- Anton Thomas, cartographer of North America: Portrait of a Continent, found that his art has evolved significantly on that one project alone (which had taken a few years by that point) that the older parts of the map needed re-doing. Since it was partially done in pen, he had to use an X-Acto knife as an eraser. As his website's "Before" and "After" Pictures show, his outlines became softer and smoother, his coloring grew more vibrant, and certain details were re-drawn for greater accuracy.
- Season 2 of Hello Jadoo has more color, backgrounds and shadows but doesn't change much in character design, except the change from Four-Fingered Hands to regular five fingered ones.
- The simple Flash animation in Pleasant Goat and Big Big Wolf has improved significantly over the years. Starting with The Little Detective, the characters have smaller horns, smaller noses, bigger eyes, and smoother lines. They are also more expressive.
- In Japan, the artwork for the characters used to be cruder and had black outlines. Beginning in 2004, the artwork looked better, but had blue outlines and several older characters who originally had black body parts had said parts recolored to match the new blue.
- In the USA, the artwork looked even cruder than the original Japanese artwork, looking like it was colored in by a preschooler.

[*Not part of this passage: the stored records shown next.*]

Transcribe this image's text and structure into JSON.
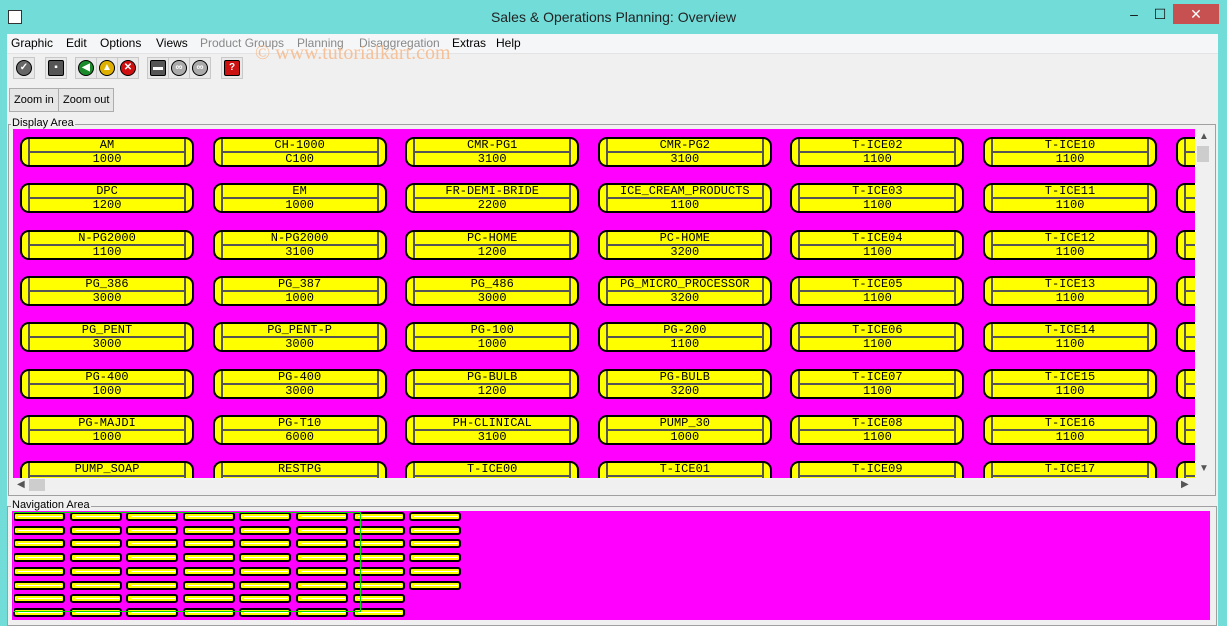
{
  "window": {
    "title": "Sales & Operations Planning: Overview",
    "minimize": "‒",
    "maximize": "☐",
    "close": "✕"
  },
  "menu": [
    {
      "label": "Graphic",
      "enabled": true
    },
    {
      "label": "Edit",
      "enabled": true
    },
    {
      "label": "Options",
      "enabled": true
    },
    {
      "label": "Views",
      "enabled": true
    },
    {
      "label": "Product Groups",
      "enabled": false
    },
    {
      "label": "Planning",
      "enabled": false
    },
    {
      "label": "Disaggregation",
      "enabled": false
    },
    {
      "label": "Extras",
      "enabled": true
    },
    {
      "label": "Help",
      "enabled": true
    }
  ],
  "watermark": "© www.tutorialkart.com",
  "toolbar": [
    {
      "icon": "check-icon",
      "glyph": "✓",
      "color": "#666666"
    },
    {
      "icon": "save-icon",
      "glyph": "▪",
      "color": "#555555"
    },
    {
      "icon": "back-icon",
      "glyph": "◀",
      "color": "#1a8a2a"
    },
    {
      "icon": "exit-icon",
      "glyph": "▲",
      "color": "#e0b000"
    },
    {
      "icon": "cancel-icon",
      "glyph": "✕",
      "color": "#d01010"
    },
    {
      "icon": "print-icon",
      "glyph": "▬",
      "color": "#555555"
    },
    {
      "icon": "find-icon",
      "glyph": "∞",
      "color": "#aaaaaa"
    },
    {
      "icon": "find-next-icon",
      "glyph": "∞",
      "color": "#aaaaaa"
    },
    {
      "icon": "help-icon",
      "glyph": "?",
      "color": "#cc1111"
    }
  ],
  "zoom": {
    "in": "Zoom in",
    "out": "Zoom out"
  },
  "display_area": {
    "label": "Display Area",
    "columns": [
      [
        [
          "AM",
          "1000"
        ],
        [
          "DPC",
          "1200"
        ],
        [
          "N-PG2000",
          "1100"
        ],
        [
          "PG_386",
          "3000"
        ],
        [
          "PG_PENT",
          "3000"
        ],
        [
          "PG-400",
          "1000"
        ],
        [
          "PG-MAJDI",
          "1000"
        ],
        [
          "PUMP_SOAP",
          ""
        ]
      ],
      [
        [
          "CH-1000",
          "C100"
        ],
        [
          "EM",
          "1000"
        ],
        [
          "N-PG2000",
          "3100"
        ],
        [
          "PG_387",
          "1000"
        ],
        [
          "PG_PENT-P",
          "3000"
        ],
        [
          "PG-400",
          "3000"
        ],
        [
          "PG-T10",
          "6000"
        ],
        [
          "RESTPG",
          ""
        ]
      ],
      [
        [
          "CMR-PG1",
          "3100"
        ],
        [
          "FR-DEMI-BRIDE",
          "2200"
        ],
        [
          "PC-HOME",
          "1200"
        ],
        [
          "PG_486",
          "3000"
        ],
        [
          "PG-100",
          "1000"
        ],
        [
          "PG-BULB",
          "1200"
        ],
        [
          "PH-CLINICAL",
          "3100"
        ],
        [
          "T-ICE00",
          ""
        ]
      ],
      [
        [
          "CMR-PG2",
          "3100"
        ],
        [
          "ICE_CREAM_PRODUCTS",
          "1100"
        ],
        [
          "PC-HOME",
          "3200"
        ],
        [
          "PG_MICRO_PROCESSOR",
          "3200"
        ],
        [
          "PG-200",
          "1100"
        ],
        [
          "PG-BULB",
          "3200"
        ],
        [
          "PUMP_30",
          "1000"
        ],
        [
          "T-ICE01",
          ""
        ]
      ],
      [
        [
          "T-ICE02",
          "1100"
        ],
        [
          "T-ICE03",
          "1100"
        ],
        [
          "T-ICE04",
          "1100"
        ],
        [
          "T-ICE05",
          "1100"
        ],
        [
          "T-ICE06",
          "1100"
        ],
        [
          "T-ICE07",
          "1100"
        ],
        [
          "T-ICE08",
          "1100"
        ],
        [
          "T-ICE09",
          ""
        ]
      ],
      [
        [
          "T-ICE10",
          "1100"
        ],
        [
          "T-ICE11",
          "1100"
        ],
        [
          "T-ICE12",
          "1100"
        ],
        [
          "T-ICE13",
          "1100"
        ],
        [
          "T-ICE14",
          "1100"
        ],
        [
          "T-ICE15",
          "1100"
        ],
        [
          "T-ICE16",
          "1100"
        ],
        [
          "T-ICE17",
          ""
        ]
      ],
      [
        [
          "",
          ""
        ],
        [
          "",
          ""
        ],
        [
          "",
          ""
        ],
        [
          "",
          ""
        ],
        [
          "",
          ""
        ],
        [
          "",
          ""
        ],
        [
          "",
          ""
        ],
        [
          "",
          ""
        ]
      ]
    ]
  },
  "navigation_area": {
    "label": "Navigation Area",
    "column_counts": [
      8,
      8,
      8,
      8,
      8,
      8,
      8,
      6
    ]
  },
  "colors": {
    "background": "#ff00ff",
    "tile": "#ffff00",
    "viewport": "#00dd00",
    "frame": "#72dcd9",
    "close": "#c75050"
  }
}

In 2004, they later received the 2004 Japanese style, but later switched to the anime designs with the Tamagotchi Friends.
- Ace Attorney:
- The series started out with a comparatively realistic style that made most characters look plausably Japanesenote , but characters gradually gained more Mukokuseki and modern anime features. It's extremely noticeable in the original trilogy, due to the tendency to reuse sprites from the first game. By the 4th game, the new sprites look so much more impressive that the old characters appear to be downright ugly standing next to them. Maya suffered from it the most, to the point that she's almost unrecognizable as herself with her new pose, "just exorcised and exhausted", added to her sprite repertoire in the 3rd game. Also, in her maid spriteset, the differences between the shading on her body (old) and on her clothes (new) are painfully obvious. Problems like this are avoided starting with Ace Attorney Investigations, which had all sprites redrawn from scratch, even those of old characters.
- In Dual Destinies, the series made the jump to cel-shaded 3D models instead of sprites and added fully animated and voiced cutscenes produced by Studio BONES. Some returning characters have had their designs changed slightly, such as Phoenix gaining a waistcoat and a strand of Idiot Hair. Despite this, the animations of the returning characters mimic the animations of their old sprites, and the new characters are animated in a way that resembles sprite animation.
- The characters in Melody appear more realistic in the later chapters than in the earlier ones, especially Amy and Sophia.